It was about 1:30 p.m. in Janesville, December 7, 1941. and Mr. And Mrs. Fletcher were just finishing their Sunday dinner. The radio, which had been playing music, was abruptly interrupted by a news flash announcing that the naval forces of the Empire of Japan had launched an unprovoked attack on a place called Pearl Harbor.

In its memorial issue of December 15, Life magazine published the first U.S. Army casualty list of the war, showing the pictures of 30 American soldiers. Among these was a photo of a very young Private First Class, John R. Fletcher, Army Air Corps. His sacrifice and those of his comrades marked the entry of the United States into World War II.

William “Bill” Horvath had just turned 21. He came from a family that had a history of service to their country. His older brothers both earned their wings in the Army Air Corps — Louis in 1933 and Edward in 1940. Louis was killed in an accident prior to the outbreak of the war, and Edward would go on to fly the P-40 Warhawk in the Pacific Theater, until his death in 1943.

Williams Bay High School could claim each of these men as alumni.

Bill joined the elite 101st Airborne Division, called the “Screaming Eagles,” known by their motto, “Rendezvous with Destiny.” It was a good fit for the young man. He was an imposing figure, standing over 6-foot-5 and weighing in at a strapping 250 pounds. Bill was a born leader, and would go on to earn the respect of his fellow paratroopers.

Two years later, at about 8:30 p.m. on the evening of June 5, 1944, the small village of Williams Bay was quiet and war-weary.

Lawrence Hollister thought about his son Gene, a sailor stationed somewhere in the Pacific. Robert Horvath hoped his brother-in-law was safe. Gordon Ammon had been in the invasion of Sicily, and was now engaged in the liberation of Rome.

At this same moment, it was H-Hour for Bill Horvath, as he stood in the door of his C-47 SkyTrain, preparing to jump into occupied France, on the Cotentin Peninsula. At a place called Ste Marie du Mont. It was 1:30 a.m. in the gray dawn of June 6, signaling the onset of Operation Overlord: D-Day — the long-anticipated attack on Adolph Hitler’s vaunted “Fortress Europe.”

The 101st Airborne’s mission was to secure bridges and to disrupt communication and transportation objectives that could be used against the invasion forces now approaching the five landing beaches at Normandy, designated Gold, Sword, Juneau, Omaha and Utah.

The invasion armada consisted of 4,000 ships, 13,000 aircraft and some 180,000 American, British and Canadian soldiers — the largest strike force ever assembled. Going ashore with his troops on Utah Beach, against the wishes of his commanding officer, was Brigadier General Teddy Roosevelt III, who urged his men forward with only a cane and a painful case of arthritis. Teddy would earn the medal of honor for his selfless and courageous leadership.

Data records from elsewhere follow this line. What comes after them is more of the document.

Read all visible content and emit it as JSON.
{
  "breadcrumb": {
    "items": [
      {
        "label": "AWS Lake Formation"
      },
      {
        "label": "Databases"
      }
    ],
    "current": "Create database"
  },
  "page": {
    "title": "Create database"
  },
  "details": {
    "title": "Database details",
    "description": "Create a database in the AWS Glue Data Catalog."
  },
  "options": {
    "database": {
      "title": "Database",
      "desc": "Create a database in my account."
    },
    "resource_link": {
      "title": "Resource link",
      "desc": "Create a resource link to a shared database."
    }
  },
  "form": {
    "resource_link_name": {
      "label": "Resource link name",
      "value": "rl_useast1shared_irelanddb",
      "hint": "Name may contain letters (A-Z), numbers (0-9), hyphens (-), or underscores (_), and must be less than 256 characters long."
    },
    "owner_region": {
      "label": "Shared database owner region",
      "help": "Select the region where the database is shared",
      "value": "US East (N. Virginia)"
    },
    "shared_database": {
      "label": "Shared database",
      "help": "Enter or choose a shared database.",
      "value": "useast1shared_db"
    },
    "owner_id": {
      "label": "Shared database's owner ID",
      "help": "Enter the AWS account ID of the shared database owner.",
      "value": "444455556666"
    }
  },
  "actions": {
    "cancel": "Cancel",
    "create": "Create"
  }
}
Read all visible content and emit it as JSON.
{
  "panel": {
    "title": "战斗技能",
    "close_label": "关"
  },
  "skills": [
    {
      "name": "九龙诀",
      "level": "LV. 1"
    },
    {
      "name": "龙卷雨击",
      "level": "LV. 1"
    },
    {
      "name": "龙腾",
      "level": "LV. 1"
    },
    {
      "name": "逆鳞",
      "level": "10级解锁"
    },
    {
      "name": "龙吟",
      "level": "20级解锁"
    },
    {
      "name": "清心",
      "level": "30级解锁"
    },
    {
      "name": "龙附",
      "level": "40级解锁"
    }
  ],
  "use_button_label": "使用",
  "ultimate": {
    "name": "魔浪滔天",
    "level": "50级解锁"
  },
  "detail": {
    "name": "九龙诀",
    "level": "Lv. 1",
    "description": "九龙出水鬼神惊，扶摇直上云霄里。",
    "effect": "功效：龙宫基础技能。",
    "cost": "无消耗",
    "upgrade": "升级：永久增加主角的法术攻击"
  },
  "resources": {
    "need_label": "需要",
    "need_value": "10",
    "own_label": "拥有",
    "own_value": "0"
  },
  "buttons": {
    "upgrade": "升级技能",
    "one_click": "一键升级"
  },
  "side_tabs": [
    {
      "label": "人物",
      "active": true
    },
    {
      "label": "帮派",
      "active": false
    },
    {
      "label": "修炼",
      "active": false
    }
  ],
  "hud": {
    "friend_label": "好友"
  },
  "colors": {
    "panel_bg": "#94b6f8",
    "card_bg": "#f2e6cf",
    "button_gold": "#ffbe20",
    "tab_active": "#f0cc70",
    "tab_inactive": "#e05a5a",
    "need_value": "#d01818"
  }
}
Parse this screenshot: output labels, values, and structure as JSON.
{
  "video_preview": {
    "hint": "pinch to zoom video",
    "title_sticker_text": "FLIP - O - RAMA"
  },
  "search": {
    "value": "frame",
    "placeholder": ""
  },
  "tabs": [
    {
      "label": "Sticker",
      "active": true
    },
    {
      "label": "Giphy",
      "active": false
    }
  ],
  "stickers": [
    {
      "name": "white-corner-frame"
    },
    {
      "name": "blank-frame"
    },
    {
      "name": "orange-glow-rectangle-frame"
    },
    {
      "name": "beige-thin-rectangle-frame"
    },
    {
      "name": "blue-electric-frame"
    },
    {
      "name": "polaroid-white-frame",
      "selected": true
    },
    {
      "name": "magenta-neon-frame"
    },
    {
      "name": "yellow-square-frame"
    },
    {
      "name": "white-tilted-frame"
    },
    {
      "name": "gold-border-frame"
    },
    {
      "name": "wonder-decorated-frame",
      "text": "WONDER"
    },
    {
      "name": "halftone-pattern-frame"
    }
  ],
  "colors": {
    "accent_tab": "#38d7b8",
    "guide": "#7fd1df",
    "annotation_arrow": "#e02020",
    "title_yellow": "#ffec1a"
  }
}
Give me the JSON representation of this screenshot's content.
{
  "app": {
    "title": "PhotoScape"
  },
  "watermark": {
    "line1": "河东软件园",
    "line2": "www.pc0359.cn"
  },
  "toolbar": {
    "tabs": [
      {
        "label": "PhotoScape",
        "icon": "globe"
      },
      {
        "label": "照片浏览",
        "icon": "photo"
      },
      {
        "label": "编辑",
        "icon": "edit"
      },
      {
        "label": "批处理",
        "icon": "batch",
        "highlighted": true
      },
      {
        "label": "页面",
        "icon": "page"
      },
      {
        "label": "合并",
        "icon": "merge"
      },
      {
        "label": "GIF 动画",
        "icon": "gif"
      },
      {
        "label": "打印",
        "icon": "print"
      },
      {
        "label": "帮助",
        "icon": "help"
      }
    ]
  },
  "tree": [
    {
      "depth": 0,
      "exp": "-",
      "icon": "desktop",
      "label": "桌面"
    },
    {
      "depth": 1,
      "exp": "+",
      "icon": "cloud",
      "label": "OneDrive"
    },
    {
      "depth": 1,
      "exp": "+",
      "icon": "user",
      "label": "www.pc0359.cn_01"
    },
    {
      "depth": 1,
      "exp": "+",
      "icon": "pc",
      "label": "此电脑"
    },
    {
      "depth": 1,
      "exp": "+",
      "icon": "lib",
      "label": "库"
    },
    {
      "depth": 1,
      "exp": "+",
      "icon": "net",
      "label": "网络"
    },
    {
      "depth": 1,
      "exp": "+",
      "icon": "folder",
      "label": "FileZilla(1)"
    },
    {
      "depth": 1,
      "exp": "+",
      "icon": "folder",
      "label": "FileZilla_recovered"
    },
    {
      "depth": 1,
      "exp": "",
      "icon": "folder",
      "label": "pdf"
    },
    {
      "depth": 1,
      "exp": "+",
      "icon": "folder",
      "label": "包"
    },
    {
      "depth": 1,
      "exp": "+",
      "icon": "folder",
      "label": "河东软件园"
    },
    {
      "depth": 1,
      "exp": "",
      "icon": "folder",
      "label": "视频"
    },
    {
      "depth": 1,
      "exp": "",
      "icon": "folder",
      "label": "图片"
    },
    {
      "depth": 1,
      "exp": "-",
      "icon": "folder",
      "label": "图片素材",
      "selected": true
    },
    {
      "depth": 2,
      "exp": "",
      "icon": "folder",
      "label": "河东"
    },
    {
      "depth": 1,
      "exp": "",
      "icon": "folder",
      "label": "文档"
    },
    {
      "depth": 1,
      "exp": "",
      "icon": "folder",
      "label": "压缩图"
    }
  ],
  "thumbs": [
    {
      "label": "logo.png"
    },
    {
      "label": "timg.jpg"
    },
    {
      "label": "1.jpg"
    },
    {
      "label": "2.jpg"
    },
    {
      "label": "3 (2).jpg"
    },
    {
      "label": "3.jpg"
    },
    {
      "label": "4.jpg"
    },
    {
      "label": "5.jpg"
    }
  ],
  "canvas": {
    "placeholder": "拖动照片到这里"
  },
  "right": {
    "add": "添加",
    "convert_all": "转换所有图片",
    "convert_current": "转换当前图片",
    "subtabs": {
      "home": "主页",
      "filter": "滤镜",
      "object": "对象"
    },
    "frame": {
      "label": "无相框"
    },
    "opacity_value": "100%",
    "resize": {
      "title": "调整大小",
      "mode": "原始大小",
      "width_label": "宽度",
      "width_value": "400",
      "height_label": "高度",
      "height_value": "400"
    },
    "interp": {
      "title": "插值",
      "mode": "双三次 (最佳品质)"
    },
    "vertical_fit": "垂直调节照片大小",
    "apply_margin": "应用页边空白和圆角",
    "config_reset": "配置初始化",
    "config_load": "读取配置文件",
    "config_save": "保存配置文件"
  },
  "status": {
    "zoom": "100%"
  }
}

Bill continued to fight, from Normandy to the liberation of Paris. And just before Christmas, he and his comrades entered a place called Bastogne, on the Belgian frontier. It was here that the 101st soon found themselves encircled by Whermacht General Hasso von Manteuffel’s 5th Panzer Army. The Germans called this last desperate offensive in Europe “Unterehmen Wacht am Rhein” or Watch-on-the-Rhein. The American press, however, gave it the name that stuck: The Battle of the Bulge, fought from December 14, 1944, to January 25, 1945.

Bill was attached to the 506th Regiment, under the command of General Anthony McAuliffe. When General Manteuffel demanded McAullife’s surrender, he uttered this now famous reply: “Nuts!” It was at Bastogne that Bill was awarded the Purple Heart for wounds he received in the fighting. This was the largest and bloodiest battle fought by American troops in World War II. The 101st would be relieved by General George S. Patton’s 3rd Armored Corps, after a 100-mile forced march through swirling snow and biting cold.

Bill Horvath survived the war, returned home to marry the love of his life, Betty, and went on to earn a law degree from the University of Wisconsin on the GI Bill.

When war broke out in Korea, Bill did not hesitate to answer his country’s call. He entered the Air Force’s pilot training program and proceeded to fly bombing missions in that embattled country until the Armistice was signed in 1953.

Bill remained in the Air Force until his declining eyesight disqualified him from flying duties, at which time he resigned his commission and was detached from service with the rank of lieutenant colonel.

Today only 1 percent of the eligible population sees fit to wear the uniform. Bill Horvath served with both honor and distinction, in not one, but two wars. Both of which he volunteered for.

At D-Day plus 75 years, it is more than fitting that we remember Bill Horvath, his family and all those who earned the right to be called the “Greatest Generation.”

Ammon, a longtime lakes area resident, has written a book entitled “State of the Union: Observations on American Life.”